• [GOAL OF THE EXERCISE]: Below are some entries. Reproduce them word for word.

Data extracted from a collection
^^^^^^^^^^^^^^^^

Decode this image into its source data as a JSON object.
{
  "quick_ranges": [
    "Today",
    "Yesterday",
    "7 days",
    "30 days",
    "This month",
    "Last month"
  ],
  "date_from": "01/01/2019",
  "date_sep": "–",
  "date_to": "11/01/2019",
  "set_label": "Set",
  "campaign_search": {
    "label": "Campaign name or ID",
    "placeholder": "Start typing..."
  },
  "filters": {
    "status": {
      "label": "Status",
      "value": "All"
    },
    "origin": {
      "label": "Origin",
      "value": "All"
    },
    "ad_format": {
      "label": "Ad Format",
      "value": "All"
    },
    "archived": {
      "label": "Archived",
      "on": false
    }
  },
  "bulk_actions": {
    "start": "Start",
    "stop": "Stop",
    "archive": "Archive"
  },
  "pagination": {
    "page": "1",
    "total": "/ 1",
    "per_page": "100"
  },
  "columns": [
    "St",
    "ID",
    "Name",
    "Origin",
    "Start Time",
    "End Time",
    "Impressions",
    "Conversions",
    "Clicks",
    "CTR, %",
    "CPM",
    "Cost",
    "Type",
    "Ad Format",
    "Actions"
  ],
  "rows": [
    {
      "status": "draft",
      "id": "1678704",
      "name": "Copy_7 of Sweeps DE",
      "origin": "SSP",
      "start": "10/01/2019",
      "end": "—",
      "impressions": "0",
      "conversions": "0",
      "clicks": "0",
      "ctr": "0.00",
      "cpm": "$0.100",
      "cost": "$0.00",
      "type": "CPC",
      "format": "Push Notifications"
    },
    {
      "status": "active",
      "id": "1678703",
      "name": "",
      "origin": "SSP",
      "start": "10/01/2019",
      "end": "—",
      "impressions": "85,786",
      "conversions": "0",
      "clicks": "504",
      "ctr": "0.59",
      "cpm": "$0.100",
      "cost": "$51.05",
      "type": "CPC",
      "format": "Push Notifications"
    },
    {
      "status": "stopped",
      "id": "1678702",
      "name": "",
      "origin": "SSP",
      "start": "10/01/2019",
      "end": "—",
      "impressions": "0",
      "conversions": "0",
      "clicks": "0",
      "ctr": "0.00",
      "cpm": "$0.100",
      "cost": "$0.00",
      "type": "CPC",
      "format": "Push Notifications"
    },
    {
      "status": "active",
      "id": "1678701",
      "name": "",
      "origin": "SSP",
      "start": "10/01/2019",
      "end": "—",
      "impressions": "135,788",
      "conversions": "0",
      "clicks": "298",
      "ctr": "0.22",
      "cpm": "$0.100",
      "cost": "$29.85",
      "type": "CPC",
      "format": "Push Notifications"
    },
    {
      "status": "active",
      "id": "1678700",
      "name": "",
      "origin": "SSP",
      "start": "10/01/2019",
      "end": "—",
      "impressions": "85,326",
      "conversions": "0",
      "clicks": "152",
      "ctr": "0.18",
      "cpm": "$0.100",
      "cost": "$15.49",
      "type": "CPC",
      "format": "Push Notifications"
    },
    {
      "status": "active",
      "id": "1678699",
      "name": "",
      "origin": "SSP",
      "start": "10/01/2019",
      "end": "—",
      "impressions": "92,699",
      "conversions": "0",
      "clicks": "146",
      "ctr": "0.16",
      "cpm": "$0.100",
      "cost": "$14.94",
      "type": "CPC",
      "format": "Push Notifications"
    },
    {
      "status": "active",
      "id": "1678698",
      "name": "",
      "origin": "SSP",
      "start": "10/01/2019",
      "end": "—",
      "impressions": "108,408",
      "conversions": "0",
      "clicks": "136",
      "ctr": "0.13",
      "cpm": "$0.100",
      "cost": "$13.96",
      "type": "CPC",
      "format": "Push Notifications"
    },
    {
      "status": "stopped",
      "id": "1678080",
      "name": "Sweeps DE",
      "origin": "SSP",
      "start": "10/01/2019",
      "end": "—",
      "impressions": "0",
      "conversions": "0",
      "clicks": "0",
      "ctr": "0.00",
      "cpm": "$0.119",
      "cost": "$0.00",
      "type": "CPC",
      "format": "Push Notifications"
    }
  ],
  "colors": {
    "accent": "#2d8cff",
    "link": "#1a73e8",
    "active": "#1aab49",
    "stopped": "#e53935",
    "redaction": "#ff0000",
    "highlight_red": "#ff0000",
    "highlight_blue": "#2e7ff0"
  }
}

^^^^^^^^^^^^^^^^

• [TASK RESULT]:
Decode this image into its source data as a JSON object.
{
  "quick_ranges": [
    "Today",
    "Yesterday",
    "7 days",
    "30 days",
    "This month",
    "Last month"
  ],
  "date_from": "01/01/2019",
  "date_sep": "–",
  "date_to": "11/01/2019",
  "set_label": "Set",
  "campaign_search": {
    "label": "Campaign name or ID",
    "placeholder": "Start typing..."
  },
  "filters": {
    "status": {
      "label": "Status",
      "value": "All"
    },
    "origin": {
      "label": "Origin",
      "value": "All"
    },
    "ad_format": {
      "label": "Ad Format",
      "value": "All"
    },
    "archived": {
      "label": "Archived",
      "on": false
    }
  },
  "bulk_actions": {
    "start": "Start",
    "stop": "Stop",
    "archive": "Archive"
  },
  "pagination": {
    "page": "1",
    "total": "/ 1",
    "per_page": "100"
  },
  "columns": [
    "St",
    "ID",
    "Name",
    "Origin",
    "Start Time",
    "End Time",
    "Impressions",
    "Conversions",
    "Clicks",
    "CTR, %",
    "CPM",
    "Cost",
    "Type",
    "Ad Format",
    "Actions"
  ],
  "rows": [
    {
      "status": "draft",
      "id": "1678704",
      "name": "Copy_7 of Sweeps DE",
      "origin": "SSP",
      "start": "10/01/2019",
      "end": "—",
      "impressions": "0",
      "conversions": "0",
      "clicks": "0",
      "ctr": "0.00",
      "cpm": "$0.100",
      "cost": "$0.00",
      "type": "CPC",
      "format": "Push Notifications"
    },
    {
      "status": "active",
      "id": "1678703",
      "name": "",
      "origin": "SSP",
      "start": "10/01/2019",
      "end": "—",
      "impressions": "85,786",
      "conversions": "0",
      "clicks": "504",
      "ctr": "0.59",
      "cpm": "$0.100",
      "cost": "$51.05",
      "type": "CPC",
      "format": "Push Notifications"
    },
    {
      "status": "stopped",
      "id": "1678702",
      "name": "",
      "origin": "SSP",
      "start": "10/01/2019",
      "end": "—",
      "impressions": "0",
      "conversions": "0",
      "clicks": "0",
      "ctr": "0.00",
      "cpm": "$0.100",
      "cost": "$0.00",
      "type": "CPC",
      "format": "Push Notifications"
    },
    {
      "status": "active",
      "id": "1678701",
      "name": "",
      "origin": "SSP",
      "start": "10/01/2019",
      "end": "—",
      "impressions": "135,788",
      "conversions": "0",
      "clicks": "298",
      "ctr": "0.22",
      "cpm": "$0.100",
      "cost": "$29.85",
      "type": "CPC",
      "format": "Push Notifications"
    },
    {
      "status": "active",
      "id": "1678700",
      "name": "",
      "origin": "SSP",
      "start": "10/01/2019",
      "end": "—",
      "impressions": "85,326",
      "conversions": "0",
      "clicks": "152",
      "ctr": "0.18",
      "cpm": "$0.100",
      "cost": "$15.49",
      "type": "CPC",
      "format": "Push Notifications"
    },
    {
      "status": "active",
      "id": "1678699",
      "name": "",
      "origin": "SSP",
      "start": "10/01/2019",
      "end": "—",
      "impressions": "92,699",
      "conversions": "0",
      "clicks": "146",
      "ctr": "0.16",
      "cpm": "$0.100",
      "cost": "$14.94",
      "type": "CPC",
      "format": "Push Notifications"
    },
    {
      "status": "active",
      "id": "1678698",
      "name": "",
      "origin": "SSP",
      "start": "10/01/2019",
      "end": "—",
      "impressions": "108,408",
      "conversions": "0",
      "clicks": "136",
      "ctr": "0.13",
      "cpm": "$0.100",
      "cost": "$13.96",
      "type": "CPC",
      "format": "Push Notifications"
    },
    {
      "status": "stopped",
      "id": "1678080",
      "name": "Sweeps DE",
      "origin": "SSP",
      "start": "10/01/2019",
      "end": "—",
      "impressions": "0",
      "conversions": "0",
      "clicks": "0",
      "ctr": "0.00",
      "cpm": "$0.119",
      "cost": "$0.00",
      "type": "CPC",
      "format": "Push Notifications"
    }
  ],
  "colors": {
    "accent": "#2d8cff",
    "link": "#1a73e8",
    "active": "#1aab49",
    "stopped": "#e53935",
    "redaction": "#ff0000",
    "highlight_red": "#ff0000",
    "highlight_blue": "#2e7ff0"
  }
}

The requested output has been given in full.